The militarisation of cyberspace continues apace as countries set up cyber commands, and gather up cyber ammunition in the form of exploits, vulnerabilities and malware. The United States has, in recent days, elevated the status of its Cyber Command to that of a Combatant Command. Though this is largely an administrative decision to separate it from the National Security Agency (NSA), it further accentuates the emerging arms race in cyberspace.  India’s approach has been exceptional and sober, with the government taking a graduated response, first undertaking to set up a Cyber Defence Agency which would presumably upgraded to a Cyber Command. While this is a measured and restrained approach, scaling up should be a continuous process with set timelines, fixed structures and budgets. While the services are currently struggling jointness in the Armed Forces, jointness in cyber security should go beyond the Armed Forces and merge civilian capabilities as well. While on the one hand, the Armed forces bring in the expertise, operational capability and a clear mandate to defend the nation from any external threat and also house technical expertise, the private sector also has much to contribute in terms of domain knowledge, technical and financial resources. A cyber strategy would be effective only if it succeeds in synchronising the capacities, infrastructure and expertise spread throughout the government, the armed forces and the private sector.

The fact that the country has not yet been subject to a cyber attack of a magnitude that would impact on the life of the citizens, or cause the economy to crash  should not give rise to complacency and the feeling that “all is well” as far as the country’s cyber security is concerned. Attacks in the recent past have taken place through known vulnerabilities, as in the case of the Wannacry ransomware attack, as well as through unknown vectors. While some progress has been made in setting in place structures to improve the country’s cyber security posture such as appointing a National Cyber Security Co-ordinator, setting up a National Cyber Co-ordination Centre, creating sectoral CERTs, activating the National Cyber Infrastructure Protection Centre, augmenting the expertise of the judiciary and of law enforcement, providing funding for R&D, more remains to be done. At the operational level, the most pressing issues are providing existing agencies with more teeth to enforce regulatory requirements, whether it be in reporting cyber attacks or sharing information. The capacities and capabilities of these agencies should be augmented to the required level. This also holds true for law enforcement and forensic agencies as well. At the policy making level, the time has probably come to have cyber security elevated as a specific Ministerial level responsibility to send the message down the line of its importance. This is not to suggest that a separate Ministry with attendant bureaucracy be set up but that the subject itself should be elevated to the apex level. Ultimately, the conversation that needs to take place is that between strategic experts, domain experts and policy makers to pinpoint the specific areas of weakness and how they can be plugged, the strategic calculations behind attacks, the policy actions that need to be taken to secure the country’s cyberspace, and that dialogue is, as yet, not happening to a sufficient degree.

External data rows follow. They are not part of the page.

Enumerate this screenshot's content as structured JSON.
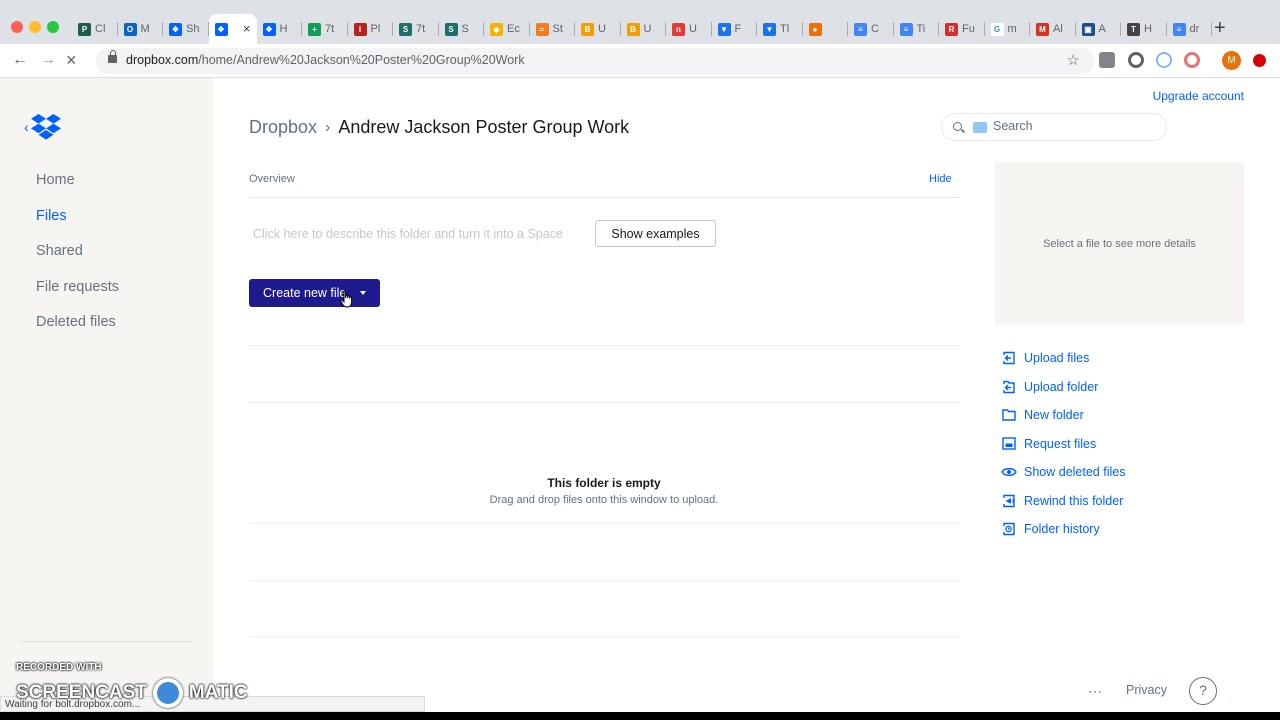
{
  "browser": {
    "tabs": [
      {
        "title": "Cl",
        "color": "#1f5c50",
        "glyph": "P"
      },
      {
        "title": "M",
        "color": "#0a66c2",
        "glyph": "O"
      },
      {
        "title": "Sh",
        "color": "#0061fe",
        "glyph": "❖"
      },
      {
        "title": "",
        "color": "#0061fe",
        "glyph": "❖",
        "active": true
      },
      {
        "title": "H",
        "color": "#0061fe",
        "glyph": "❖"
      },
      {
        "title": "7t",
        "color": "#0f9d58",
        "glyph": "+"
      },
      {
        "title": "Pl",
        "color": "#b3261e",
        "glyph": "I"
      },
      {
        "title": "7t",
        "color": "#1e6f6b",
        "glyph": "S"
      },
      {
        "title": "S",
        "color": "#1e6f6b",
        "glyph": "S"
      },
      {
        "title": "Ec",
        "color": "#f4b400",
        "glyph": "◆"
      },
      {
        "title": "St",
        "color": "#f47c20",
        "glyph": "≈"
      },
      {
        "title": "U",
        "color": "#f29f05",
        "glyph": "B"
      },
      {
        "title": "U",
        "color": "#f29f05",
        "glyph": "B"
      },
      {
        "title": "U",
        "color": "#e53935",
        "glyph": "n"
      },
      {
        "title": "F",
        "color": "#1a73e8",
        "glyph": "▼"
      },
      {
        "title": "Tl",
        "color": "#1a73e8",
        "glyph": "▼"
      },
      {
        "title": "",
        "color": "#e8710a",
        "glyph": "●"
      },
      {
        "title": "C",
        "color": "#4285f4",
        "glyph": "≡"
      },
      {
        "title": "Ti",
        "color": "#4285f4",
        "glyph": "≡"
      },
      {
        "title": "Fu",
        "color": "#d32f2f",
        "glyph": "R"
      },
      {
        "title": "m",
        "color": "#ffffff",
        "glyph": "G"
      },
      {
        "title": "Al",
        "color": "#d93025",
        "glyph": "M"
      },
      {
        "title": "A",
        "color": "#1a4e8a",
        "glyph": "▣"
      },
      {
        "title": "H",
        "color": "#444444",
        "glyph": "T"
      },
      {
        "title": "dr",
        "color": "#4285f4",
        "glyph": "≡"
      }
    ],
    "url_host": "dropbox.com",
    "url_path": "/home/Andrew%20Jackson%20Poster%20Group%20Work",
    "new_tab": "+",
    "back": "←",
    "forward": "→",
    "reload": "×",
    "star": "☆",
    "profile_initial": "M",
    "status_text": "Waiting for bolt.dropbox.com..."
  },
  "sidebar": {
    "items": [
      {
        "label": "Home",
        "key": "home",
        "active": false
      },
      {
        "label": "Files",
        "key": "files",
        "active": true
      },
      {
        "label": "Shared",
        "key": "shared",
        "active": false
      },
      {
        "label": "File requests",
        "key": "file-requests",
        "active": false
      },
      {
        "label": "Deleted files",
        "key": "deleted-files",
        "active": false
      }
    ]
  },
  "header": {
    "upgrade": "Upgrade account",
    "breadcrumb_root": "Dropbox",
    "breadcrumb_sep": "›",
    "breadcrumb_current": "Andrew Jackson Poster Group Work",
    "search_placeholder": "Search"
  },
  "overview": {
    "label": "Overview",
    "hide": "Hide",
    "describe_placeholder": "Click here to describe this folder and turn it into a Space",
    "show_examples": "Show examples"
  },
  "create": {
    "label": "Create new file"
  },
  "empty": {
    "title": "This folder is empty",
    "subtitle": "Drag and drop files onto this window to upload."
  },
  "details": {
    "text": "Select a file to see more details"
  },
  "actions": [
    {
      "label": "Upload files",
      "icon": "upload-files-icon"
    },
    {
      "label": "Upload folder",
      "icon": "upload-folder-icon"
    },
    {
      "label": "New folder",
      "icon": "new-folder-icon"
    },
    {
      "label": "Request files",
      "icon": "request-files-icon"
    },
    {
      "label": "Show deleted files",
      "icon": "eye-icon"
    },
    {
      "label": "Rewind this folder",
      "icon": "rewind-icon"
    },
    {
      "label": "Folder history",
      "icon": "folder-history-icon"
    }
  ],
  "footer": {
    "more": "⋯",
    "privacy": "Privacy",
    "help": "?"
  },
  "watermark": {
    "top": "RECORDED WITH",
    "left": "SCREENCAST",
    "right": "MATIC"
  },
  "colors": {
    "accent": "#0061fe",
    "create_button": "#1f1b8f",
    "sidebar_bg": "#f7f5f2"
  }
}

(Cherian Samuel is Research Fellow in the Strategic Technologies Centre at the Institute for Defence Studies and Analyses (IDSA). Views expressed are personal.)

(This article is carried in the print edition of September-October 2017 issue of India Foundation Journal.)

Comments are closed.